Anti-Fraud Police Unit Prevented £100m of Theft Last Year
A specialist police unit dedicated to thwarting fraudsters prevented a record £101 million from being stolen last year - but warns that scammers will try to exploit from the cost of living crisis this year.
The Dedicated Card and Payment Crime Unit (DCPCU) targets the organised criminal gangs behind fraud. Last year, its investigations busted 23 criminal gangs and arrested 123 suspected scammers, some of whom were preying on anxieties about the pandemic.
For example, the unit saw the successful prosecution of a swindler who sent out thousands of text messages claiming to be from the NHS, banks, and mobile providers to harvest personal information. The man was ultimately sentenced to four years and three months in prison.
The unit also helped to cage another cheat, who stole a total of £943,743 between February 2019 and July 2020 by harvesting personal details online and through mail theft. Armed with the personal data of his targets, he ordered new bank cards, PINs, and phone SIMs for them, intercepted them in the post, and hijacked their bank accounts to fund his lavish lifestyle.
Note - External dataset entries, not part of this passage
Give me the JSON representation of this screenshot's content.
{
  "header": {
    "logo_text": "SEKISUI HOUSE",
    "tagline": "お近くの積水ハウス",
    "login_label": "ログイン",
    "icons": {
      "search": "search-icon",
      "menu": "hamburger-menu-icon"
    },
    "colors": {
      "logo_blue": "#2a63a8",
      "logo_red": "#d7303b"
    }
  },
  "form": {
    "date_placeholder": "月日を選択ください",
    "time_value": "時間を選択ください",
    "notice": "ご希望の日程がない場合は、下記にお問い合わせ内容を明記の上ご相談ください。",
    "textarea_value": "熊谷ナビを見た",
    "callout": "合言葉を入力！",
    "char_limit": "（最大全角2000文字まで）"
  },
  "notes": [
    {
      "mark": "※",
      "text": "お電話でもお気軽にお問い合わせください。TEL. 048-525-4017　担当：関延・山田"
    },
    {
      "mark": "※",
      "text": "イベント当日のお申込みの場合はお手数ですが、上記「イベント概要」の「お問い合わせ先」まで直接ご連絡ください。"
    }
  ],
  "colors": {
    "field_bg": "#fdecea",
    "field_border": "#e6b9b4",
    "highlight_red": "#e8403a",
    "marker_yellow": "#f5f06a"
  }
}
He’s been sentenced to five years and three months in prison.
In total, the gang prevented £101 million from being stolen, the highest in its 20-year history. That figure is based on the estimated value of the crime that would have occurred if the unit had not seized data and equipment held by gangs, including card skimming tools and devices containing personal data.
Katy Worobec, Managing Director of Economic Crime at UK Finance, said some of this money would have funded “serious criminal activities, including terrorism, human trafficking and drugs smuggling.”
Unit head Detective Chief Inspector Gary Robinson said the officers had “worked tirelessly” and their success had been aided by “close partnerships” with banks and mobile phone companies and the Crown Prosecution Service.
In a conversation with The Guardian, he warned that swindlers may be emboldened by the recent financial squeeze and exploit money worries to persuade people to hand over their personal details.
“The next thing I can foresee is criminals using the cost of living crisis to social-engineer people - they might send messages offering rebates on gas and electricity and play on people’s vulnerabilities,” he said.
“Fraudsters move with the times - whatever is the latest trend, that’s what they tend to switch to,” he added. “Through the pandemic we started with vaccines, then we went to tax rebates as people were working from home, then back to vaccines, then delivery scams as people were shopping online. Then we saw an increase in romance scams as people were lonely at home.”
He said criminals are also posing as representatives from banks and building societies, including from their fraud teams. He urged people to have caution when they’re contacted by someone purporting to be from their bank.
“It’s OK to reject, refuse or ignore any requests that they’re making. Criminals will try to rush you but your bank or the police won’t,” he said.
UK Finance’s Worobec agreed. “We urge everyone to follow the advice of our Take Five to Stop Fraud campaign: always take a moment to stop and think before parting with your money or information.”